Male peers influence men's motivation and engagement in physical activity. This presentation examines how men and women perceive men's physical activity to be affected by male peers' influence on social support, the social environment, and social norms. Nine exploratory focus groups with 71 middle-aged and older African American men and eight focus groups with 77 important women in their lives were conducted in three southeast Michigan cities. Thematic content analysis revealed that peers often provided critical social support motivating men to initiate and maintain physical activity; conversely, the negative influence of sedentary peers or a lack of peer support inhibited motivation. Social norms surrounding physical activity and social modeling also influenced men's motivation to be physically active: men who were around active peers were more motivated to be physically active than those who were not. Men were less likely to be involved in sports and other social physical activities as they moved into middle and older adulthood, compared to during their youth and young adulthood. Men attributed this decrease in physical activity over the life course to difficulties finding time to exercise due to work and family demands, while women identified men's aging-related physical ailments as the cause. This research highlights the central role male peer social support can play in helping middle-aged and older African American men overcome practical barriers to engaging in and sustaining physical activity. It also highlights the importance of gathering data from men and key women in men's lives to understand men's health behaviors.

Learning Areas:
Chronic disease management and prevention
Diversity and culture
Planning of health education strategies, interventions, and programs
Public health or related research
Social and behavioral sciences

Learning Objectives:
1. Describe how men and key women in menís lives perceive the influence of male peers on African American menís motivation and engagement in physical activity. 2. Identify cultural, social, and gender factors related to peers that may promote and deter middle-aged and older African American menís physical activity. 3. Differentiate between menís and womenís perspectives on how peers influence menís physical activity over the life course.

Keywords: Physical Activity, Male Health

Presenting author's disclosure statement:

Qualified on the content I am responsible for because: I conducted the thematic analysis of focus group data presented in this paper. My co-authors include the PI of the study and project manager.
Any relevant financial relationships?

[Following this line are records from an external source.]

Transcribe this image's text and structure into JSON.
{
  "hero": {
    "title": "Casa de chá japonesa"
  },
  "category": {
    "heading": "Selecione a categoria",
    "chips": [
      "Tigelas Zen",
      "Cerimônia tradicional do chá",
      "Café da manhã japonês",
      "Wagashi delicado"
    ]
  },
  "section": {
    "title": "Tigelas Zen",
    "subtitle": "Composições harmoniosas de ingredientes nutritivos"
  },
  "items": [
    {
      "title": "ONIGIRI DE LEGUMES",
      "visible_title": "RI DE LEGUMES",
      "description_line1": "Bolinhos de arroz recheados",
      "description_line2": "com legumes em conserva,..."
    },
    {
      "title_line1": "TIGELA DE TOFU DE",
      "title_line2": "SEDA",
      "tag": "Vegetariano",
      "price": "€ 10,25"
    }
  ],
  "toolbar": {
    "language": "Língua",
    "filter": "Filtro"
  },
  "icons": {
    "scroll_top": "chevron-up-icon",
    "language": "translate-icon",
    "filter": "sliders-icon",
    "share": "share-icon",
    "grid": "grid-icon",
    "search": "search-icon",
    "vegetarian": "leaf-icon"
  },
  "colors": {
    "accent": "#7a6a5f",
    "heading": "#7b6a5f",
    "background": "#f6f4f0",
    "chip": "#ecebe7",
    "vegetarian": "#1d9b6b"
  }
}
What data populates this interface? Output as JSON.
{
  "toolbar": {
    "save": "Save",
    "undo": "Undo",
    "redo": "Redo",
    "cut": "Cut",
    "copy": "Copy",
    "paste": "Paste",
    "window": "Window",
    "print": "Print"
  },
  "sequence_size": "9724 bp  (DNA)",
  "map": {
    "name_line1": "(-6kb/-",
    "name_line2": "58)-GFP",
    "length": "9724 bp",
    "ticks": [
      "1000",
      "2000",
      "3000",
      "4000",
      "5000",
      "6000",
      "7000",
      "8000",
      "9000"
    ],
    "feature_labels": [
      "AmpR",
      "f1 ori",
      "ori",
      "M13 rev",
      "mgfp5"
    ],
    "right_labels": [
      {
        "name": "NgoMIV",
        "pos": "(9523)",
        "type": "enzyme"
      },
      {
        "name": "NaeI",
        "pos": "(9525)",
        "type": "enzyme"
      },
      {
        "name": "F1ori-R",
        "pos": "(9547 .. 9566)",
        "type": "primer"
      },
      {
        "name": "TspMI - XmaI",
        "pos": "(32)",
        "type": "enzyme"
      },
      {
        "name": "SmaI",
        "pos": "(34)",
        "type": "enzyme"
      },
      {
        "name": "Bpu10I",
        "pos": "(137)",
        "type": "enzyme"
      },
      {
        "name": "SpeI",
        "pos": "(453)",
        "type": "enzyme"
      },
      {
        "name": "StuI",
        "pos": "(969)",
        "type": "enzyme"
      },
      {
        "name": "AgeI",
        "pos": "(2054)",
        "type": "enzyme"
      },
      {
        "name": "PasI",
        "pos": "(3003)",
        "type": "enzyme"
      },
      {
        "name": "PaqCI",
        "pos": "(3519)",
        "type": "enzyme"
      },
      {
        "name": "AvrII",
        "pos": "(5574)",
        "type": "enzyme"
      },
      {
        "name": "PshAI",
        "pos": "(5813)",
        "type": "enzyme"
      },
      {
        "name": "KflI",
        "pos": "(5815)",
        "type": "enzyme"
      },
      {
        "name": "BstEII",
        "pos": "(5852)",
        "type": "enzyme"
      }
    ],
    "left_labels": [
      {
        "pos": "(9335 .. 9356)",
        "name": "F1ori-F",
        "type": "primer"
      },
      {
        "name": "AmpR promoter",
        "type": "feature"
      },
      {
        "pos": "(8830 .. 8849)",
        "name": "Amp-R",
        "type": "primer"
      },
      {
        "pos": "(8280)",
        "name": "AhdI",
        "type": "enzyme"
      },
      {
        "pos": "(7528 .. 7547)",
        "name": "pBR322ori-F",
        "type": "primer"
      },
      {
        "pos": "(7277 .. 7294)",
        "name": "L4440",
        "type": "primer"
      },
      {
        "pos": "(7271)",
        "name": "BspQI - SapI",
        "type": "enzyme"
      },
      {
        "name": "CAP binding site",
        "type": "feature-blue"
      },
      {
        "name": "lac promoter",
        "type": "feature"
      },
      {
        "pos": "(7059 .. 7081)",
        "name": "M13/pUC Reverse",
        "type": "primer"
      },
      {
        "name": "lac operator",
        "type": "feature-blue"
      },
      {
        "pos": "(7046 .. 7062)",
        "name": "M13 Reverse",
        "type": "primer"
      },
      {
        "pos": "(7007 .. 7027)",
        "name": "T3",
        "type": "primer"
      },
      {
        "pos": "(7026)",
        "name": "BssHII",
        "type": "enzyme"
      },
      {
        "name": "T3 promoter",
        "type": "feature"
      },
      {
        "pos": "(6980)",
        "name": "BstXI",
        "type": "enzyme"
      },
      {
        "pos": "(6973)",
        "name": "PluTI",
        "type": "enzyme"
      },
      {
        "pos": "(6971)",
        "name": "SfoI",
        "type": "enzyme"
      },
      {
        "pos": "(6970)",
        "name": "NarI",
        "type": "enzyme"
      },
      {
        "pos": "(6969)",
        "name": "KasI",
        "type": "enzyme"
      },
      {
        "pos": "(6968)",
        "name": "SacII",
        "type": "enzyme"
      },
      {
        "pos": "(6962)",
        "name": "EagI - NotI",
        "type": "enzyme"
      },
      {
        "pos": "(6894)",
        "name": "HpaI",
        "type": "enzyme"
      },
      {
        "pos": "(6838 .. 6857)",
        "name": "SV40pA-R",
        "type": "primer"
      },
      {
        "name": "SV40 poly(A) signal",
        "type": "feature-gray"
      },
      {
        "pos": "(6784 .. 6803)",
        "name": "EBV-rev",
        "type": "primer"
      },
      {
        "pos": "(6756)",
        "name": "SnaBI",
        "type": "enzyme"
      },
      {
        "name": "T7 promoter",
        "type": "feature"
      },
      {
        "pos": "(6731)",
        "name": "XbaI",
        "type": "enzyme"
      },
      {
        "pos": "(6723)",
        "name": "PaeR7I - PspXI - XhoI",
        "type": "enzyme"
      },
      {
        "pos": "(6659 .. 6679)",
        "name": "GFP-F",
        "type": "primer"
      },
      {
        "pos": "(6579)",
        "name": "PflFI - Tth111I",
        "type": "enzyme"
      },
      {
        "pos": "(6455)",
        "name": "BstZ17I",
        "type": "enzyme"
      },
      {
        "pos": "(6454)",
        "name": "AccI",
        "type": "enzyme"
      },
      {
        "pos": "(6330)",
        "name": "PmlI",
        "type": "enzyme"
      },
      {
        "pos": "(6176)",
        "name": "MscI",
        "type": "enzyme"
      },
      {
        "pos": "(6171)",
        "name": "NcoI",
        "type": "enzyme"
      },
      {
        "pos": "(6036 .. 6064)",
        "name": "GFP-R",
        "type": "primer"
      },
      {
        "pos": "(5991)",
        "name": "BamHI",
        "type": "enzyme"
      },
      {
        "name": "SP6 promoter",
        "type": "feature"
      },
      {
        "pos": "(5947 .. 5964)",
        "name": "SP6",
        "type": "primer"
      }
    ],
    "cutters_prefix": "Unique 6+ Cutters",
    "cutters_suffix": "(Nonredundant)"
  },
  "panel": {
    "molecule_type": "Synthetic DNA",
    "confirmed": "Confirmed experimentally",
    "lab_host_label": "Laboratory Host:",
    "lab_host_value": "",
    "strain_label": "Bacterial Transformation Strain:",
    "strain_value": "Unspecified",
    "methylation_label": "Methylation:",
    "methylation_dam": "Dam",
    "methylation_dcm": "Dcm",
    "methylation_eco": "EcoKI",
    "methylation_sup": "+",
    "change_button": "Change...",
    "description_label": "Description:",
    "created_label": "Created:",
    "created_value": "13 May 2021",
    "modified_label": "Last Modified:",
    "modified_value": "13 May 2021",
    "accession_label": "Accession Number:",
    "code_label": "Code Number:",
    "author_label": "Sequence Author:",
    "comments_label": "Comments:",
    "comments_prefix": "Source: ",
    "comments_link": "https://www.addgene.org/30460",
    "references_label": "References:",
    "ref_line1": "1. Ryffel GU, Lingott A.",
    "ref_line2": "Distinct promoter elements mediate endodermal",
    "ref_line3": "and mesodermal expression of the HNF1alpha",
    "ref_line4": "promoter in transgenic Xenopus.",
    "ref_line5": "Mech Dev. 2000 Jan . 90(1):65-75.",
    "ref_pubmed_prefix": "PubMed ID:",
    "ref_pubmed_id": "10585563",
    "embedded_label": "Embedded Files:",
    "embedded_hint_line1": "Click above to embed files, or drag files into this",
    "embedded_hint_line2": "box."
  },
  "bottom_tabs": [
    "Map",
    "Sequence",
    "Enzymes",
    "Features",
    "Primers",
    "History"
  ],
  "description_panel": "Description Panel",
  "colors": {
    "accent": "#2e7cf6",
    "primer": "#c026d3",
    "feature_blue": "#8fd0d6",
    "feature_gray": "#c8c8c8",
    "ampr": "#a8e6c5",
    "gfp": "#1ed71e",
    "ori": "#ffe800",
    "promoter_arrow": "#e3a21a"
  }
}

No

I agree to comply with the American Public Health Association Conflict of Interest and Commercial Support Guidelines, and to disclose to the participants any off-label or experimental uses of a commercial product or service discussed in my presentation.